How do we search for our body with wisdom? We normally see our body within its parts, such as the hands, legs, and so forth. This way of seeing our body is mistaken. Now, through relying upon Buddha’s teachings, we should contemplate as follows:

Are the individual parts of my body, such as my hands, legs, and so forth, my body? No, because these are parts of my body. My body is the part-possessor. The possessor and the possessions cannot be identical, cannot be one.

The collection of these parts is also not my body because it is a collection of things that are not my body.

I have no body other than its parts because when all the parts disappear, the body will also disappear. Therefore, I have no body other than its parts because when all the parts disappear the body will also disappear.

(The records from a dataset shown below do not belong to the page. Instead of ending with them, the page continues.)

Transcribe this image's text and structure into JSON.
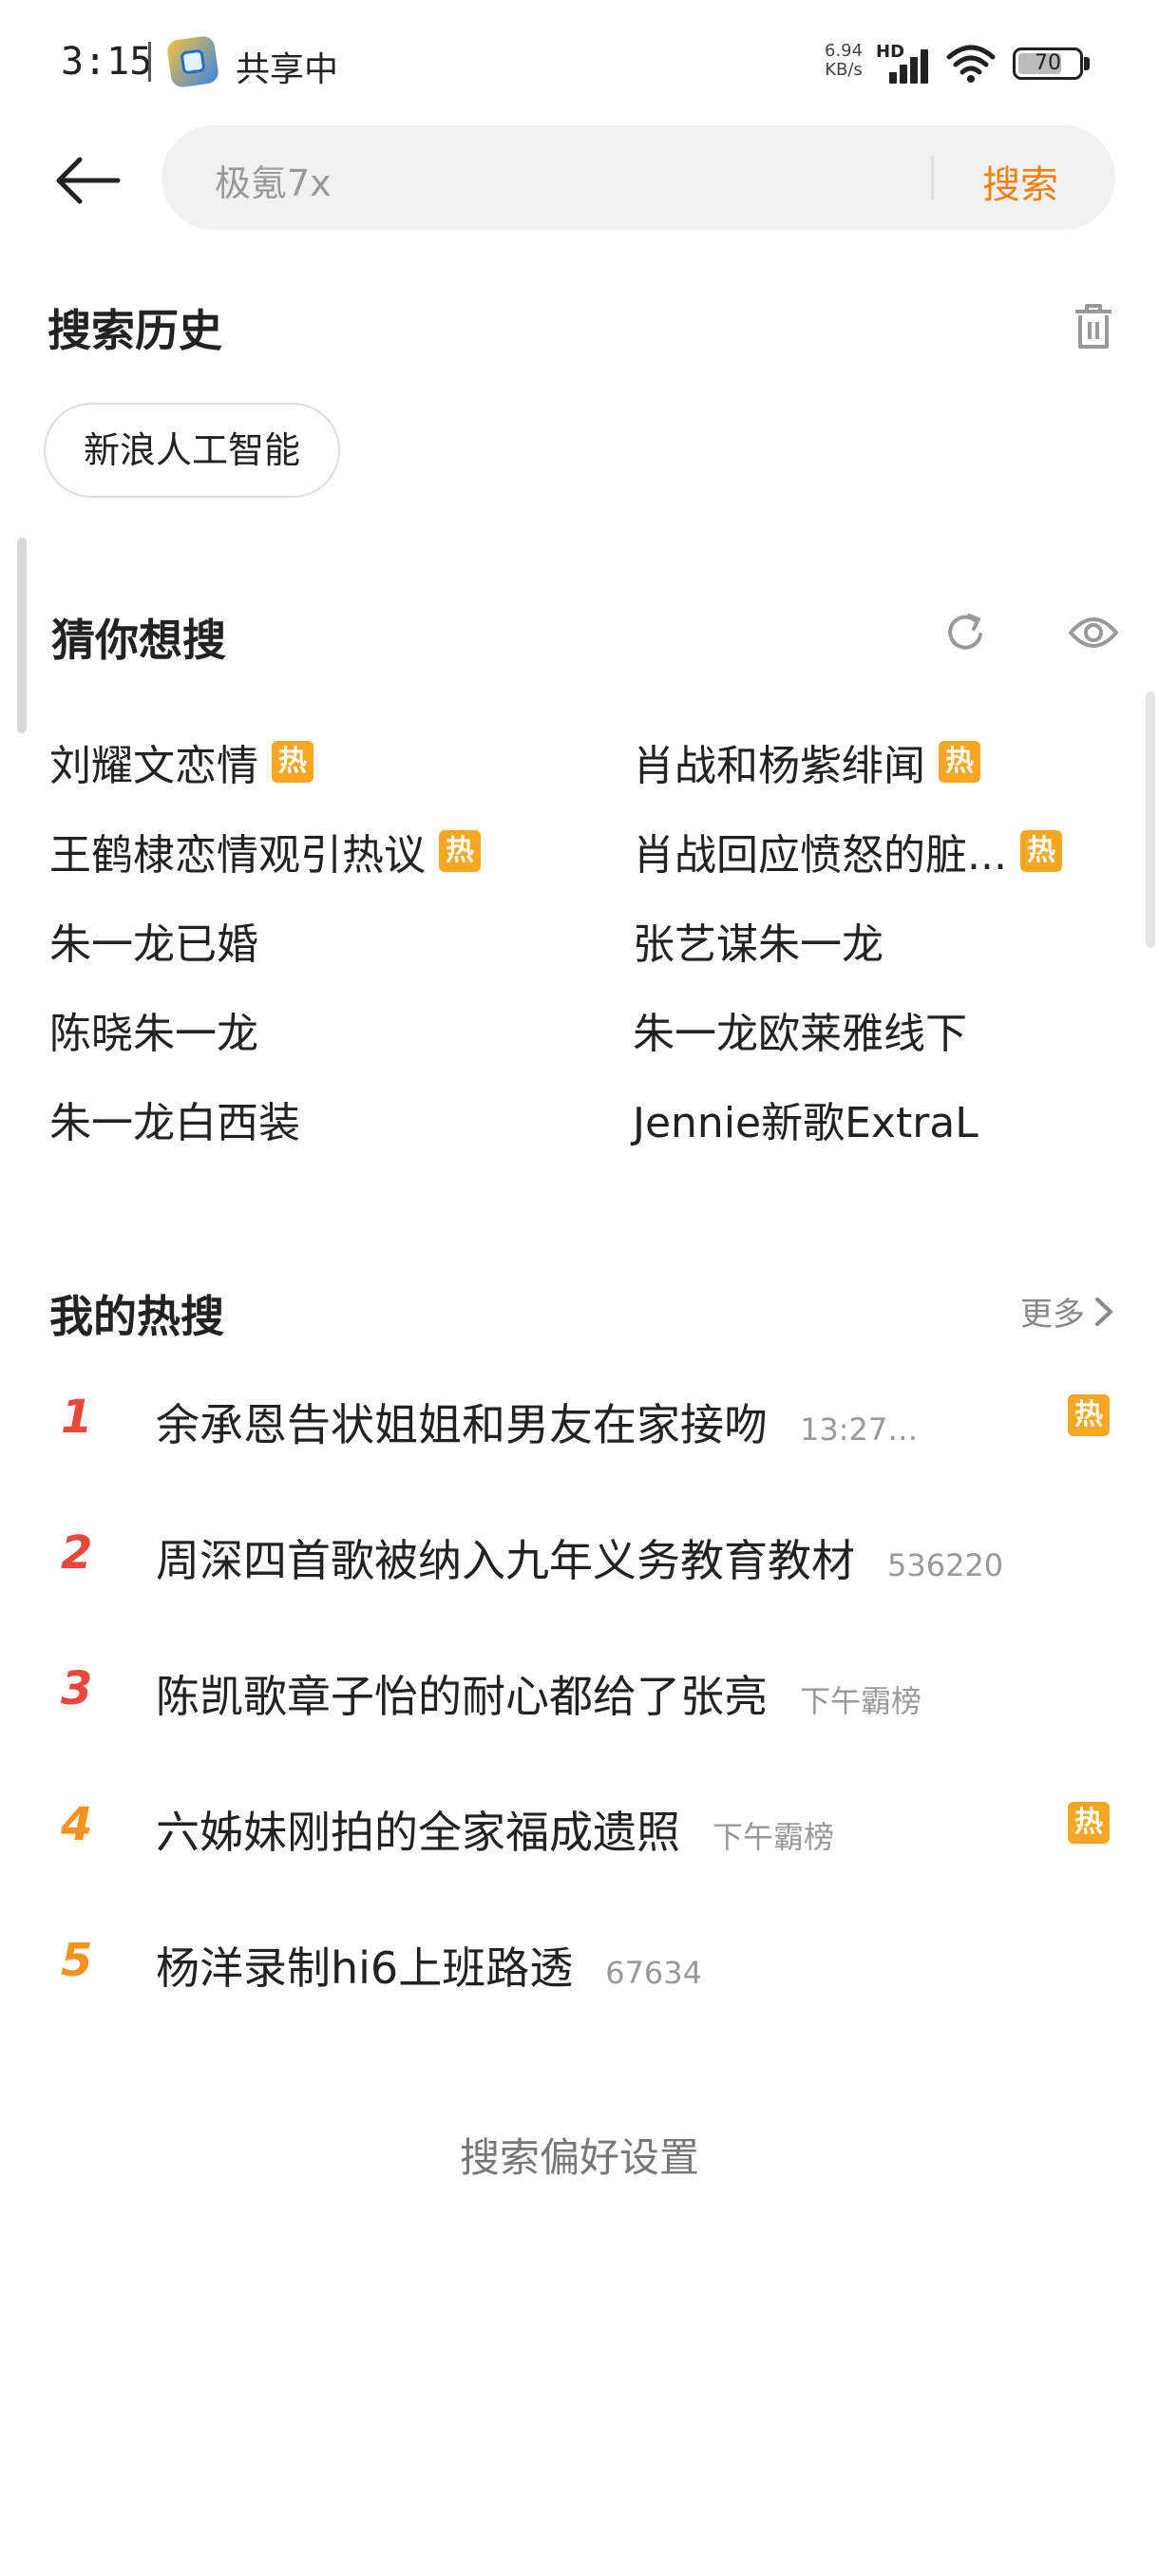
{
  "status_bar": {
    "time": "3:15",
    "sharing_label": "共享中",
    "net_speed_value": "6.94",
    "net_speed_unit": "KB/s",
    "hd_label": "HD",
    "battery": "70"
  },
  "search": {
    "placeholder": "极氪7x",
    "submit_label": "搜索"
  },
  "history": {
    "title": "搜索历史",
    "chips": [
      "新浪人工智能"
    ]
  },
  "guess": {
    "title": "猜你想搜",
    "hot_label": "热",
    "left": [
      {
        "text": "刘耀文恋情",
        "hot": true
      },
      {
        "text": "王鹤棣恋情观引热议",
        "hot": true
      },
      {
        "text": "朱一龙已婚",
        "hot": false
      },
      {
        "text": "陈晓朱一龙",
        "hot": false
      },
      {
        "text": "朱一龙白西装",
        "hot": false
      }
    ],
    "right": [
      {
        "text": "肖战和杨紫绯闻",
        "hot": true
      },
      {
        "text": "肖战回应愤怒的脏...",
        "hot": true
      },
      {
        "text": "张艺谋朱一龙",
        "hot": false
      },
      {
        "text": "朱一龙欧莱雅线下",
        "hot": false
      },
      {
        "text": "Jennie新歌ExtraL",
        "hot": false
      }
    ]
  },
  "my_hot": {
    "title": "我的热搜",
    "more_label": "更多",
    "items": [
      {
        "rank": "1",
        "text": "余承恩告状姐姐和男友在家接吻",
        "meta": "13:27…",
        "hot": true,
        "rank_color": "#e8473c"
      },
      {
        "rank": "2",
        "text": "周深四首歌被纳入九年义务教育教材",
        "meta": "536220",
        "hot": false,
        "rank_color": "#e8473c"
      },
      {
        "rank": "3",
        "text": "陈凯歌章子怡的耐心都给了张亮",
        "meta": "下午霸榜",
        "hot": false,
        "rank_color": "#e8473c"
      },
      {
        "rank": "4",
        "text": "六姊妹刚拍的全家福成遗照",
        "meta": "下午霸榜",
        "hot": true,
        "rank_color": "#f5921e"
      },
      {
        "rank": "5",
        "text": "杨洋录制hi6上班路透",
        "meta": "67634",
        "hot": false,
        "rank_color": "#f5921e"
      }
    ]
  },
  "footer": {
    "preference_label": "搜索偏好设置"
  },
  "colors": {
    "accent": "#f08010",
    "hot_badge": "#f5a623"
  }
}
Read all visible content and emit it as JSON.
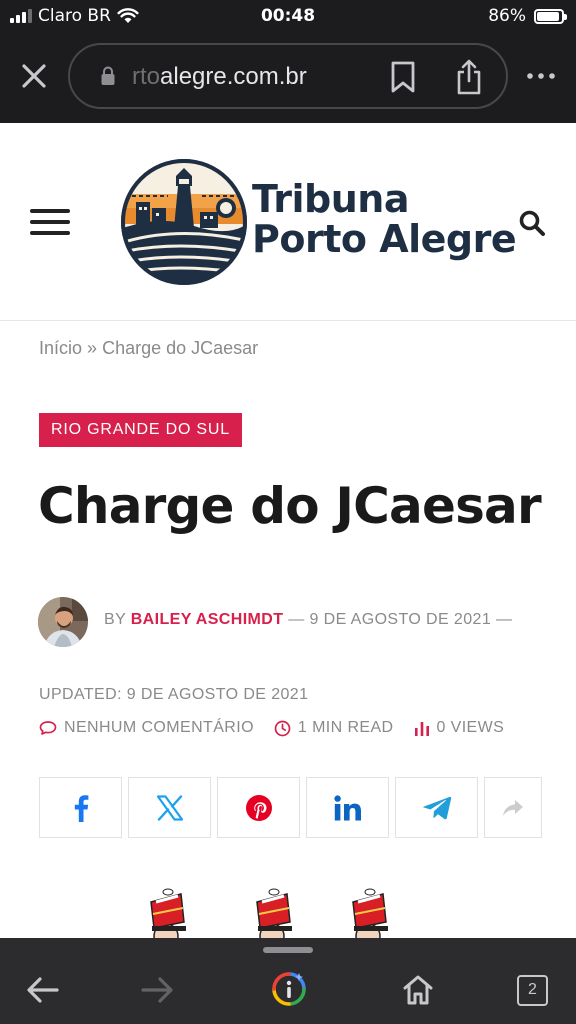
{
  "status_bar": {
    "carrier": "Claro BR",
    "time": "00:48",
    "battery_percent": "86%",
    "battery_level": 0.86
  },
  "browser": {
    "url_faded": "rto",
    "url_main": "alegre.com.br",
    "tab_count": "2",
    "icons": [
      "close-icon",
      "lock-icon",
      "bookmark-icon",
      "share-icon",
      "more-icon",
      "back-icon",
      "forward-icon",
      "assistant-icon",
      "home-icon",
      "tabs-icon"
    ]
  },
  "site": {
    "logo_line1": "Tribuna",
    "logo_line2": "Porto Alegre",
    "brand_color": "#1e2f44",
    "accent_color": "#d8204c",
    "icons": [
      "hamburger-menu-icon",
      "search-icon"
    ]
  },
  "breadcrumb": {
    "home": "Início",
    "separator": "»",
    "current": "Charge do JCaesar"
  },
  "article": {
    "category": "RIO GRANDE DO SUL",
    "title": "Charge do JCaesar",
    "by_label": "BY",
    "author": "BAILEY ASCHIMDT",
    "dash": "—",
    "date": "9 DE AGOSTO DE 2021",
    "updated_label": "UPDATED:",
    "updated_date": "9 DE AGOSTO DE 2021",
    "comments": "NENHUM COMENTÁRIO",
    "read_time": "1 MIN READ",
    "views": "0 VIEWS"
  },
  "share": {
    "networks": [
      "facebook",
      "x",
      "pinterest",
      "linkedin",
      "telegram",
      "more"
    ],
    "colors": {
      "facebook": "#1877f2",
      "x": "#1da1f2",
      "pinterest": "#e60023",
      "linkedin": "#0a66c2",
      "telegram": "#229ed9",
      "more": "#cccccc"
    }
  }
}
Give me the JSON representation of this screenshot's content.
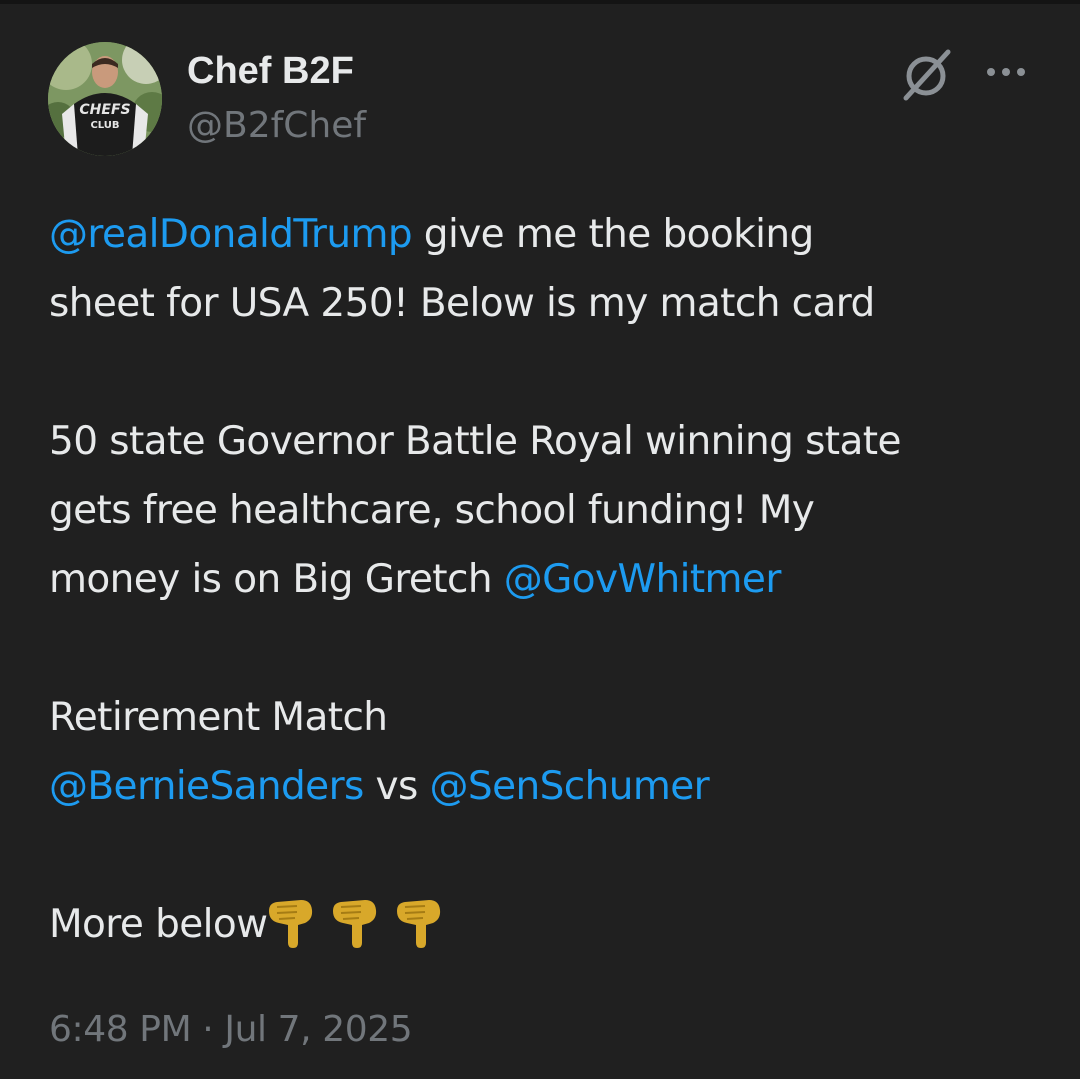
{
  "author": {
    "name": "Chef B2F",
    "handle": "@B2fChef",
    "avatar_shirt_text_top": "CHEFS",
    "avatar_shirt_text_bottom": "CLUB"
  },
  "header_icons": {
    "grok": "grok-icon",
    "more": "more-options-icon"
  },
  "tweet": {
    "l1_mention": "@realDonaldTrump",
    "l1_text": " give me the booking",
    "l2_text": "sheet for USA 250! Below is my match card",
    "l3_text": "50 state Governor Battle Royal winning state",
    "l4_text": "gets free healthcare, school funding! My",
    "l5_text": "money is on Big Gretch ",
    "l5_mention": "@GovWhitmer",
    "l6_text": "Retirement Match",
    "l7_mention_1": "@BernieSanders",
    "l7_text": " vs ",
    "l7_mention_2": "@SenSchumer",
    "l8_text": "More below",
    "emojis": [
      "backhand-index-pointing-down",
      "backhand-index-pointing-down",
      "backhand-index-pointing-down"
    ]
  },
  "timestamp": "6:48 PM · Jul 7, 2025",
  "colors": {
    "background": "#202020",
    "text": "#e7e9ea",
    "secondary": "#71767b",
    "link": "#1d9bf0",
    "emoji": "#d8a82a"
  }
}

Through searching like this we will realize that the body that we normally see does not exist and we will perceive a mere absence of the body that we normally see. This mere absence of our body that we normally see is the emptiness of our body and is the real nature of our body.

This way of searching for our body with wisdom should be applied to our I and all other phenomena so that finally you can understand that all things, all phenomena, that we normally see do not exist.

As I said before, we normally see our body within its parts. This way of seeing our body is mistaken because the body does not exist within its parts. We already checked – the individual parts are not our body, the collection of the parts is not our body, and there is no other body, so the body does not exist within its parts. But we normally see our body within its parts. This way of seeing our body is mistaken because the body does not exist within its parts.

But the body exists as mere name. In the Perfection of Wisdom Sutra, Buddha says:
`Shariputra, form aggregate is mere name. Likewise, space is also mere name.`
In this context, `space` means emptiness. In these words Buddha is saying that form aggregate, such as our body, our house, and so forth, exists as mere name. Space-like emptiness also exists as mere name.

For example, when we search for our body with wisdom, instead of finding our body it will disappear. What remains is the mere name of our body. This mere name of our body is the conventional truth of our body. The emptiness of our body is the ultimate truth of our body. These two truths are one nature and inseparable. The same nature, inseparable. For example, our body itself is conventional truth. The emptiness of our body is ultimate truth. These two – our body and the emptiness of our body – are one nature, inseparable.

As it says in the Heart Sutra:

`Emptiness is not other than form …`

`Form` means body.

`Emptiness is not other than form’

`… Form also is not other than emptiness.`

These two are one nature. This is called the `union of the two truths`

When we understand clearly that our body and the emptiness of our body are one nature, we have understood the union of the two truths, so that our understanding of emptiness is now complete, authentic.

Therefore, we are not denying the body. The body is conventional truth. The emptiness of the body is ultimate truth. These two truths are one nature, inseparable.

So if we think carefully, do the things we normally see exist? No, because they are inside emptiness, not outside of emptiness. In the space of emptiness, not outside, because they are inseparable.

This subject is immensely important, the most important subject for realizations of both Sutra and Tantra - to attain liberation and enlightenment. The most important subject, object of knowledge. So Je Tsongkhapa says:

`The essence of Buddhadharma is emptiness.`

This means understanding emptiness. The realization of emptiness is the essence of Buddhadharma.

There are many different levels of scholar. The supreme scholar is the scholar who knows the emptiness of phenomena. There are many Spiritual Teachers or Spiritual Guides. Among these, the Spiritual Teacher or Spiritual Guide who realizes the emptiness of phenomena is supreme. Je Tsongkhapa said.